Anti-virus is one area where we strongly recommend purchasing a solution rather than going with something free. As the expression commonly goes, you get what you pay for, and free anti-virus software may come with a hidden costs, such as actually being malware in disguise. Best to stick with a reputable brand rather than something that popped up on your screen as you were browsing a sketchy website.

Defend Against Phishing

In our previous blog article, we touched on SMS-based phishing called smishing, but for standard computer users, the classic phishing email is what plagues us. There are a few things that you can keep an eye out for:

Urgent or Threatening Information

Receiving an email that is threatening or urgent? It’s very rare for someone to try to send urgent via email, and threats are rarely sent this way. In Canada for example, the Canadian Government will send letters or use a phone call to get in touch rather than via email. Likewise, legal threats are often send via registered mail, rather than a poorly worded email.

Request for Sensitive Information

Asking for credit card information, social insurance numbers, passwords, or other sensitive information should never be shared via email. Use a phone call to share this type of sensitive information, and be wary of anyone requesting it via email. Remember, don’t send something via email that you wouldn’t write on a postcard, where anyone who can get ahold of the postcard can read whatever is written on it.

If It’s Too Good To Be True

As the saying goes, if it’s too good to be true then it probably is. Phishing emails work on this very same principle. Scammers are going to try to take advantage of human nature, so stoking emotions of fear, greed, wonder, etc. is a common theme in phishing emails.
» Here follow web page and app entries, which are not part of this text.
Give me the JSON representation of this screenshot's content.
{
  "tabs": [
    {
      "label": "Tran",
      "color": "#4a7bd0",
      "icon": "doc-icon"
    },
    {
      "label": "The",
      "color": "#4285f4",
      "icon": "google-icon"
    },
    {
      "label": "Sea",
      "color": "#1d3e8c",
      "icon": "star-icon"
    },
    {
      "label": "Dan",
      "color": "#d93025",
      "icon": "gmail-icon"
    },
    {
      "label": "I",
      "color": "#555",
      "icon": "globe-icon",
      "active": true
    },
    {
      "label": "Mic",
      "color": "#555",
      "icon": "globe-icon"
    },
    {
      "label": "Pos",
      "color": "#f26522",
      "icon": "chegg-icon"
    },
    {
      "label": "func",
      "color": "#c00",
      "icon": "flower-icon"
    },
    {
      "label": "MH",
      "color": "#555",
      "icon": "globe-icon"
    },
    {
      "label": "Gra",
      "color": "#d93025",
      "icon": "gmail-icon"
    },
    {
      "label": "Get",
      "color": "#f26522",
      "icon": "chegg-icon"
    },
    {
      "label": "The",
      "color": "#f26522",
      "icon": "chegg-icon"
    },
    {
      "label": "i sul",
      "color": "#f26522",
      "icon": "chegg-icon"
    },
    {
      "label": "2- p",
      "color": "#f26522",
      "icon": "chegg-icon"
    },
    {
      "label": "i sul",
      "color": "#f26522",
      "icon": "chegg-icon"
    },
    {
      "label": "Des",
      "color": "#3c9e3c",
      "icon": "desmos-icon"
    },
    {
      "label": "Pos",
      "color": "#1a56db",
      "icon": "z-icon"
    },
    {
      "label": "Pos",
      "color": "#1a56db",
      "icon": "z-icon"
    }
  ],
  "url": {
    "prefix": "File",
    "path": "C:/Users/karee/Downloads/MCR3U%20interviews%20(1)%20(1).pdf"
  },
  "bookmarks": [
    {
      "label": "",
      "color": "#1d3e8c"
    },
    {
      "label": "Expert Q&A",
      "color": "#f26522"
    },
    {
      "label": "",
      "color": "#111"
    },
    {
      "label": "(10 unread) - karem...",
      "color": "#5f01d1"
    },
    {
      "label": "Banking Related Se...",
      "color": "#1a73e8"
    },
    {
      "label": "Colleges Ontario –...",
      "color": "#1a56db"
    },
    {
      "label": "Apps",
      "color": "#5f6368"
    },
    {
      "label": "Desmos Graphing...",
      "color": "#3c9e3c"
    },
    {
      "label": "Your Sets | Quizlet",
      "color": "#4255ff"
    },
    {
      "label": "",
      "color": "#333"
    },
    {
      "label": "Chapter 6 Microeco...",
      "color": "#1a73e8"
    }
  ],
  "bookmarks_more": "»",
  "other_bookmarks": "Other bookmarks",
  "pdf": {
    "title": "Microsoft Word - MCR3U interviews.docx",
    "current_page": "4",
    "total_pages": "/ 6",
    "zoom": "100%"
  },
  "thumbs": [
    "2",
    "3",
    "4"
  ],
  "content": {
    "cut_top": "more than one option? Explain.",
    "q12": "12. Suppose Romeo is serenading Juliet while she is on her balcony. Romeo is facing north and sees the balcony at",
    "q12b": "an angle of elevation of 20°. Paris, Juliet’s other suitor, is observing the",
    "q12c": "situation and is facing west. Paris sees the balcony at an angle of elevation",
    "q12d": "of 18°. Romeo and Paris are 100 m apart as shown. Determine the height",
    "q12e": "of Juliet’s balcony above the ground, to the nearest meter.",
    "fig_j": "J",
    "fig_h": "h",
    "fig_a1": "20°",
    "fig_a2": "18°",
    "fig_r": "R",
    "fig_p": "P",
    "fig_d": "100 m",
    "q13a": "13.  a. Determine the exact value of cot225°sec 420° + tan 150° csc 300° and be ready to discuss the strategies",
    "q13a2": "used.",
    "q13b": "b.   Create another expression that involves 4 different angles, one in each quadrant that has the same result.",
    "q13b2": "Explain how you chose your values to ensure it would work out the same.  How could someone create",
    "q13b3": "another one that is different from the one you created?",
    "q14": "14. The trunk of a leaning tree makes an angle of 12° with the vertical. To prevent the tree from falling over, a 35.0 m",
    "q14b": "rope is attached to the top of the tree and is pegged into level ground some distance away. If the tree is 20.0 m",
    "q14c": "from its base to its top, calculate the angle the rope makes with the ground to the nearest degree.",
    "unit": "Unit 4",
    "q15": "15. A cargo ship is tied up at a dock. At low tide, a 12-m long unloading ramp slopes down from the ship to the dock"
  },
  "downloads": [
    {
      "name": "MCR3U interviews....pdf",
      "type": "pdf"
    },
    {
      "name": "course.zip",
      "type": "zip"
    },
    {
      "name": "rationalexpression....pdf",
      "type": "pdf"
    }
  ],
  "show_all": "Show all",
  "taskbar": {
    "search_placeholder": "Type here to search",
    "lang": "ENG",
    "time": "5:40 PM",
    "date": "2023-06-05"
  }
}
Take care with emails that promise near impossible deals or other promises that seem too good to be true - they likely are.

Unexpected Emails

If you receive an email from someone you don’t know or you weren’t expecting, take care before clicking on any links they may have in the email. A common technique is for an attacker to take over someone’s email, then send a phishing email to their contacts, enticing people to click on links and eventually steal their own credentials. When in doubt, reach out to the sender through a phone call or some other non-email means, just to see if they really sent that suspicious email.

Information Mismatch

Pay close attention to the from address or any links in the email. Do they have a mis-spelling? Does something seem off? Make sure to hover over the links in an email to see if they match the text, or that they actually go to a real site, and not a .biz, .co, or some other suspicious domain that isn’t quite right.

Suspicious Attachments

Similar to unexpected emails, if you receive an email with an attachment that you were not expecting, don’t click on it. Again, follow-up with the sender through some means other than email and see what this is all about. An anti-virus solution can definitely help, but it shouldn’t be the only thing you rely on.

Unprofessional Design

A poorly designed email is often a dead giveaway of a phishing email. Spelling mistakes, poor grammar, or low quality images are hallmark signs of an amateur attacker trying to get something from you.

Happy Cyber Security Awareness Month

Hopefully this week’s article provided you with some insights on how to better protect your personal computers and improve your own cyber security posture. Please share this with some non-technical people in your lives, since ultimately the better all of us can do, the better all our companies can do against cyber security threats. If you have any questions, please don’t hesitate to reach out to us. We’ll be more than happy to answer your questions.

– John


At EliteSec, we would be more than happy to discuss the security concerns you may have at your organization and how we can help to bridge those gaps. Contact us today and we’ll have a candid discussion on what pragmatic solutions we can come up with for your unique needs.